**DESCRIPTION OF THE TASK:** Restate the whole of the data verbatim, omitting nothing.

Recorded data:

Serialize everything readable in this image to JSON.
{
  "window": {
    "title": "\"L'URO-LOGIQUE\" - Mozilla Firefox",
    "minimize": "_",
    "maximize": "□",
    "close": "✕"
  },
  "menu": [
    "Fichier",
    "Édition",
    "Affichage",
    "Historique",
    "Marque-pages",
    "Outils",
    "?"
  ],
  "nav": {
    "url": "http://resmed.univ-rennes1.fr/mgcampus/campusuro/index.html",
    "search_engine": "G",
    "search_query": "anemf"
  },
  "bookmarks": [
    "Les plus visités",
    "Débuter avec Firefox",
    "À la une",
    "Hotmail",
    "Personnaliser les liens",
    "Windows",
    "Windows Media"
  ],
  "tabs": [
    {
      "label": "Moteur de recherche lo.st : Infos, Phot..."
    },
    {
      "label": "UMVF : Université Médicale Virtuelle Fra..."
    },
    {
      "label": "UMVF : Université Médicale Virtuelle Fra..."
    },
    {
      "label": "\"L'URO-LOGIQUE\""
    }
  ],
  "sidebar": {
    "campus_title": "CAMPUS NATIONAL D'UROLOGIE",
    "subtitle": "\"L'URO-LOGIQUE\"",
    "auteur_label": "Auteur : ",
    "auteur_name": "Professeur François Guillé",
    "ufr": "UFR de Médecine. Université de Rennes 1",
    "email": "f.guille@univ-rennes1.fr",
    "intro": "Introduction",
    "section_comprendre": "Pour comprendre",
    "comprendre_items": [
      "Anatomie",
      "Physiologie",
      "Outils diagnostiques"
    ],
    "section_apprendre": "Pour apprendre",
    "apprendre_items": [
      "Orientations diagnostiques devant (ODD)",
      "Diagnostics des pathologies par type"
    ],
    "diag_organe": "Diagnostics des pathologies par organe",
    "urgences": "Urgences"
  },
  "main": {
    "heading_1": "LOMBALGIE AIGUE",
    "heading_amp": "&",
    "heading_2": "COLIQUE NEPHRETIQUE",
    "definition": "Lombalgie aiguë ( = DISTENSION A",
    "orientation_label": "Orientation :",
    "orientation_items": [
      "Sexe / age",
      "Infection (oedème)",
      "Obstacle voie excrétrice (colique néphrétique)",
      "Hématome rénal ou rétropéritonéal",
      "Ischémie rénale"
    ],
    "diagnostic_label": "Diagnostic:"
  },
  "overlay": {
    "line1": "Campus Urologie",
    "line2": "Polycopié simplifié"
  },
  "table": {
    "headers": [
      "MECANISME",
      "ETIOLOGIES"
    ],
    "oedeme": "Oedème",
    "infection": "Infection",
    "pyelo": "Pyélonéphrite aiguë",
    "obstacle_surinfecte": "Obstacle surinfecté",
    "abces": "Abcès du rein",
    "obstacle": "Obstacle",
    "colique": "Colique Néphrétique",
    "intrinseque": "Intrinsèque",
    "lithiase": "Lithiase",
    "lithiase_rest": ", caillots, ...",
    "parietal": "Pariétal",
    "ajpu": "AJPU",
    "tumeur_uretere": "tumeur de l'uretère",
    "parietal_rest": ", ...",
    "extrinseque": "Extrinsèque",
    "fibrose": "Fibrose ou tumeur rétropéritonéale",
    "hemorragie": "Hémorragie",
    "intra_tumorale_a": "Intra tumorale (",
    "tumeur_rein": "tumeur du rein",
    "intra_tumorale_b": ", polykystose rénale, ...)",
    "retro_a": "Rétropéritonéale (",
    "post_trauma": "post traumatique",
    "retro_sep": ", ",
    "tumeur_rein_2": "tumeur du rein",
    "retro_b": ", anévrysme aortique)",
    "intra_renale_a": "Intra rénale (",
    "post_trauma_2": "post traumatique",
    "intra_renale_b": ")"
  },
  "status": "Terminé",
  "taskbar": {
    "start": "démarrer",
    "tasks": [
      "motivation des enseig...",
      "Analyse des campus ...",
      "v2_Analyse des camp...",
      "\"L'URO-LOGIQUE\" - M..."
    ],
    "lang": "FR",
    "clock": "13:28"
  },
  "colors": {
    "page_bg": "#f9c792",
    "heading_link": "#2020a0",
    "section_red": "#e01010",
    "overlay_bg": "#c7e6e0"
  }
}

**REPLY:**
Serialize everything readable in this image to JSON.
{
  "window": {
    "title": "\"L'URO-LOGIQUE\" - Mozilla Firefox",
    "minimize": "_",
    "maximize": "□",
    "close": "✕"
  },
  "menu": [
    "Fichier",
    "Édition",
    "Affichage",
    "Historique",
    "Marque-pages",
    "Outils",
    "?"
  ],
  "nav": {
    "url": "http://resmed.univ-rennes1.fr/mgcampus/campusuro/index.html",
    "search_engine": "G",
    "search_query": "anemf"
  },
  "bookmarks": [
    "Les plus visités",
    "Débuter avec Firefox",
    "À la une",
    "Hotmail",
    "Personnaliser les liens",
    "Windows",
    "Windows Media"
  ],
  "tabs": [
    {
      "label": "Moteur de recherche lo.st : Infos, Phot..."
    },
    {
      "label": "UMVF : Université Médicale Virtuelle Fra..."
    },
    {
      "label": "UMVF : Université Médicale Virtuelle Fra..."
    },
    {
      "label": "\"L'URO-LOGIQUE\""
    }
  ],
  "sidebar": {
    "campus_title": "CAMPUS NATIONAL D'UROLOGIE",
    "subtitle": "\"L'URO-LOGIQUE\"",
    "auteur_label": "Auteur : ",
    "auteur_name": "Professeur François Guillé",
    "ufr": "UFR de Médecine. Université de Rennes 1",
    "email": "f.guille@univ-rennes1.fr",
    "intro": "Introduction",
    "section_comprendre": "Pour comprendre",
    "comprendre_items": [
      "Anatomie",
      "Physiologie",
      "Outils diagnostiques"
    ],
    "section_apprendre": "Pour apprendre",
    "apprendre_items": [
      "Orientations diagnostiques devant (ODD)",
      "Diagnostics des pathologies par type"
    ],
    "diag_organe": "Diagnostics des pathologies par organe",
    "urgences": "Urgences"
  },
  "main": {
    "heading_1": "LOMBALGIE AIGUE",
    "heading_amp": "&",
    "heading_2": "COLIQUE NEPHRETIQUE",
    "definition": "Lombalgie aiguë ( = DISTENSION A",
    "orientation_label": "Orientation :",
    "orientation_items": [
      "Sexe / age",
      "Infection (oedème)",
      "Obstacle voie excrétrice (colique néphrétique)",
      "Hématome rénal ou rétropéritonéal",
      "Ischémie rénale"
    ],
    "diagnostic_label": "Diagnostic:"
  },
  "overlay": {
    "line1": "Campus Urologie",
    "line2": "Polycopié simplifié"
  },
  "table": {
    "headers": [
      "MECANISME",
      "ETIOLOGIES"
    ],
    "oedeme": "Oedème",
    "infection": "Infection",
    "pyelo": "Pyélonéphrite aiguë",
    "obstacle_surinfecte": "Obstacle surinfecté",
    "abces": "Abcès du rein",
    "obstacle": "Obstacle",
    "colique": "Colique Néphrétique",
    "intrinseque": "Intrinsèque",
    "lithiase": "Lithiase",
    "lithiase_rest": ", caillots, ...",
    "parietal": "Pariétal",
    "ajpu": "AJPU",
    "tumeur_uretere": "tumeur de l'uretère",
    "parietal_rest": ", ...",
    "extrinseque": "Extrinsèque",
    "fibrose": "Fibrose ou tumeur rétropéritonéale",
    "hemorragie": "Hémorragie",
    "intra_tumorale_a": "Intra tumorale (",
    "tumeur_rein": "tumeur du rein",
    "intra_tumorale_b": ", polykystose rénale, ...)",
    "retro_a": "Rétropéritonéale (",
    "post_trauma": "post traumatique",
    "retro_sep": ", ",
    "tumeur_rein_2": "tumeur du rein",
    "retro_b": ", anévrysme aortique)",
    "intra_renale_a": "Intra rénale (",
    "post_trauma_2": "post traumatique",
    "intra_renale_b": ")"
  },
  "status": "Terminé",
  "taskbar": {
    "start": "démarrer",
    "tasks": [
      "motivation des enseig...",
      "Analyse des campus ...",
      "v2_Analyse des camp...",
      "\"L'URO-LOGIQUE\" - M..."
    ],
    "lang": "FR",
    "clock": "13:28"
  },
  "colors": {
    "page_bg": "#f9c792",
    "heading_link": "#2020a0",
    "section_red": "#e01010",
    "overlay_bg": "#c7e6e0"
  }
}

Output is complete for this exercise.